Work order
Reproduce the data below in full and exclude every picture.

━━ Source data

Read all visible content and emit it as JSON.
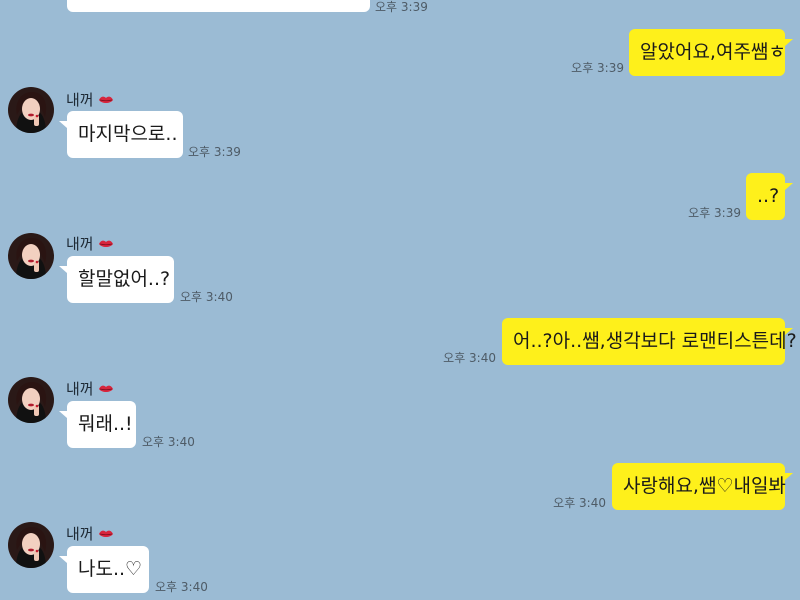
{
  "header": {
    "partial_time": "오후 3:39"
  },
  "contact": {
    "name": "내꺼",
    "name_icon": "lips-emoji-icon",
    "avatar_icon": "profile-photo-avatar"
  },
  "messages": [
    {
      "direction": "out",
      "text": "알았어요,여주쌤ㅎ",
      "time": "오후 3:39"
    },
    {
      "direction": "in",
      "text": "마지막으로..",
      "time": "오후 3:39"
    },
    {
      "direction": "out",
      "text": "..?",
      "time": "오후 3:39"
    },
    {
      "direction": "in",
      "text": "할말없어..?",
      "time": "오후 3:40"
    },
    {
      "direction": "out",
      "text": "어..?아..쌤,생각보다 로맨티스튼데?",
      "time": "오후 3:40"
    },
    {
      "direction": "in",
      "text": "뭐래..!",
      "time": "오후 3:40"
    },
    {
      "direction": "out",
      "text": "사랑해요,쌤♡내일봐",
      "time": "오후 3:40"
    },
    {
      "direction": "in",
      "text": "나도..♡",
      "time": "오후 3:40"
    }
  ],
  "colors": {
    "background": "#9bbbd4",
    "incoming_bubble": "#ffffff",
    "outgoing_bubble": "#fef01b",
    "lips": "#d7263d"
  }
}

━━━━

Solution
Read all visible content and emit it as JSON.
{
  "header": {
    "partial_time": "오후 3:39"
  },
  "contact": {
    "name": "내꺼",
    "name_icon": "lips-emoji-icon",
    "avatar_icon": "profile-photo-avatar"
  },
  "messages": [
    {
      "direction": "out",
      "text": "알았어요,여주쌤ㅎ",
      "time": "오후 3:39"
    },
    {
      "direction": "in",
      "text": "마지막으로..",
      "time": "오후 3:39"
    },
    {
      "direction": "out",
      "text": "..?",
      "time": "오후 3:39"
    },
    {
      "direction": "in",
      "text": "할말없어..?",
      "time": "오후 3:40"
    },
    {
      "direction": "out",
      "text": "어..?아..쌤,생각보다 로맨티스튼데?",
      "time": "오후 3:40"
    },
    {
      "direction": "in",
      "text": "뭐래..!",
      "time": "오후 3:40"
    },
    {
      "direction": "out",
      "text": "사랑해요,쌤♡내일봐",
      "time": "오후 3:40"
    },
    {
      "direction": "in",
      "text": "나도..♡",
      "time": "오후 3:40"
    }
  ],
  "colors": {
    "background": "#9bbbd4",
    "incoming_bubble": "#ffffff",
    "outgoing_bubble": "#fef01b",
    "lips": "#d7263d"
  }
}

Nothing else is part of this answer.